* [THE RECORDS]:
#####
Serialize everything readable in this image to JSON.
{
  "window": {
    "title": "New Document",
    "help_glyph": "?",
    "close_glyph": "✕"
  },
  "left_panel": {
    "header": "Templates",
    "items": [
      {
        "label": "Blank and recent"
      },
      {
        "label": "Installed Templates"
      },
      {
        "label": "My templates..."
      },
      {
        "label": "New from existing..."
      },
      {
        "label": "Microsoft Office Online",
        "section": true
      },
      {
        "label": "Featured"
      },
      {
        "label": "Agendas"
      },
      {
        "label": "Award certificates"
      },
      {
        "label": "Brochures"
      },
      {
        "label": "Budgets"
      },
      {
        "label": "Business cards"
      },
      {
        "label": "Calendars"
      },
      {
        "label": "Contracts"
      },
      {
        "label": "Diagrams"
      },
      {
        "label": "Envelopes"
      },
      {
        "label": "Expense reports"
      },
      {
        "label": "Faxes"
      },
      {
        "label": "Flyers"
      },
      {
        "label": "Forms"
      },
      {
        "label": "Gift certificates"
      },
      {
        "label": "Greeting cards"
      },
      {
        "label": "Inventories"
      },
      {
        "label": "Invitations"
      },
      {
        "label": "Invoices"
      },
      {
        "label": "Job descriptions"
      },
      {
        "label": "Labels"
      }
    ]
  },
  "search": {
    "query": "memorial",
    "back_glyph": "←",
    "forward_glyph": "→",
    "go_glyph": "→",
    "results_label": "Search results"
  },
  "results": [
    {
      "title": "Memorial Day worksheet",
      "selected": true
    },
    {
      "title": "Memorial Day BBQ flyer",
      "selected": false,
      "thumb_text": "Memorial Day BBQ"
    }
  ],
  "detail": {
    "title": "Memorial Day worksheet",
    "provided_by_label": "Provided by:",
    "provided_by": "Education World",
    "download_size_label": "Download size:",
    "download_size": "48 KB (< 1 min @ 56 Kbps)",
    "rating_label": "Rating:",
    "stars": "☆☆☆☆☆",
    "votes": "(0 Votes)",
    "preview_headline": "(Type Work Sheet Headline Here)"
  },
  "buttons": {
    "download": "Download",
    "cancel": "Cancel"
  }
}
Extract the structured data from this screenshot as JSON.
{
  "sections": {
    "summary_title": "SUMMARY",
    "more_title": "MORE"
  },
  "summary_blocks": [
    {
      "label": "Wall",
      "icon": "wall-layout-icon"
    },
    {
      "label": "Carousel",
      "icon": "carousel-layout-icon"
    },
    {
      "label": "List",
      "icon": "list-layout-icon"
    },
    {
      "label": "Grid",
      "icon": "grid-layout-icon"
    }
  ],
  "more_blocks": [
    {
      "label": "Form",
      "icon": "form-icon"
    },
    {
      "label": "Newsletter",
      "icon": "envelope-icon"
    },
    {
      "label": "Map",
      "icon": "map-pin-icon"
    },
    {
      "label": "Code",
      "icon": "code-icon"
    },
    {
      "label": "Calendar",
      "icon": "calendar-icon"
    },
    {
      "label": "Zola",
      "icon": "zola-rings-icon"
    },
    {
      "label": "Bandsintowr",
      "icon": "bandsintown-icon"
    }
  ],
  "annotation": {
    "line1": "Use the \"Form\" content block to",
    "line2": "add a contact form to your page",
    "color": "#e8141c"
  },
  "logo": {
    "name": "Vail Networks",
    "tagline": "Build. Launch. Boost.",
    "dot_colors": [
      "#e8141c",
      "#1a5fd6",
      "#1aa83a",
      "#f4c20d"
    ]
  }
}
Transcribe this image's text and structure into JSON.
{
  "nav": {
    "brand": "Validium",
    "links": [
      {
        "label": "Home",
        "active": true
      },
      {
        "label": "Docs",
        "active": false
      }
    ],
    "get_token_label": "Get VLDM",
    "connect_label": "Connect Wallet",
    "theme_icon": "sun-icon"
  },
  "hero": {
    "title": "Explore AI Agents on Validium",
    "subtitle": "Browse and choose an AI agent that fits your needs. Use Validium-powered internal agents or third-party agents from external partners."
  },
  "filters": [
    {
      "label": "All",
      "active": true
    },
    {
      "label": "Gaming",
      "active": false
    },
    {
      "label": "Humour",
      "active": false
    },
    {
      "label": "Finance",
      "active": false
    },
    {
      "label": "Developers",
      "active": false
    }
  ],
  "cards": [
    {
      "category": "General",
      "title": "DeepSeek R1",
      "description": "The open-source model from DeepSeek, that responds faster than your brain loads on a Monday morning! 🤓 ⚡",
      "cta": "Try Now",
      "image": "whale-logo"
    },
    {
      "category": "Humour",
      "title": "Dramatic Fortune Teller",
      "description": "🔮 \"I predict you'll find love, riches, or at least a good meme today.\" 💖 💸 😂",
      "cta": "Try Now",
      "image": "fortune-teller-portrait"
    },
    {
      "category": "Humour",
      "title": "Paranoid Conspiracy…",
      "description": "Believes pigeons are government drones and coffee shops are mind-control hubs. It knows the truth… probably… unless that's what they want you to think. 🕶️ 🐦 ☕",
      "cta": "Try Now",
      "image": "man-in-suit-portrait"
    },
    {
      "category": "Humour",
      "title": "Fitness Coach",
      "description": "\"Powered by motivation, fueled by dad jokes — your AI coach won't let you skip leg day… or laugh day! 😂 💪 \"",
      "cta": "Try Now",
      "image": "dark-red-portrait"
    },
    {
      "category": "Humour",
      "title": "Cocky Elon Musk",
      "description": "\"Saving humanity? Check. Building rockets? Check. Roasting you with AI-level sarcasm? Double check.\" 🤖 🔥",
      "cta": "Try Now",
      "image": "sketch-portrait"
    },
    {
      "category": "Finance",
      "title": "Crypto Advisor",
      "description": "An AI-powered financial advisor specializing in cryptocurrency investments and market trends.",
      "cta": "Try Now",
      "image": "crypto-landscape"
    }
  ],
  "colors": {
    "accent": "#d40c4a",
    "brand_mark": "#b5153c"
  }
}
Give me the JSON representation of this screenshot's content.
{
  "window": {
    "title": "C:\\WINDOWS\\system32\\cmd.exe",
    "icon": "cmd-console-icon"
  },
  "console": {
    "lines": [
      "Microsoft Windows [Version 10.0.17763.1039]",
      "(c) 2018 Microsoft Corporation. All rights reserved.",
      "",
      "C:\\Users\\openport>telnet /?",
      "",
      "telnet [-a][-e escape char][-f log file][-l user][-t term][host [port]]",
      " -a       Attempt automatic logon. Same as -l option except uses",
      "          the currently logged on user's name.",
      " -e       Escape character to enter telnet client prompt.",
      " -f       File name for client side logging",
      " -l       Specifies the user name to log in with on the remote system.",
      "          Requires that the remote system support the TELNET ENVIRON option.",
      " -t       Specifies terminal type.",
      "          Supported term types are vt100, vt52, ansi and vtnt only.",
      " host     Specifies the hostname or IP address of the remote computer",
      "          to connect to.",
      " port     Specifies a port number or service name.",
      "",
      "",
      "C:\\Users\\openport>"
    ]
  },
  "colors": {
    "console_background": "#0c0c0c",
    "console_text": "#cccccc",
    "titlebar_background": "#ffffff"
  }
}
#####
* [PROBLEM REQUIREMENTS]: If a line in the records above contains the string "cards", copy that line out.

* [RESULT OF THE EXERCISE]:
        "label": "Business cards"
        "label": "Greeting cards"
  "cards": [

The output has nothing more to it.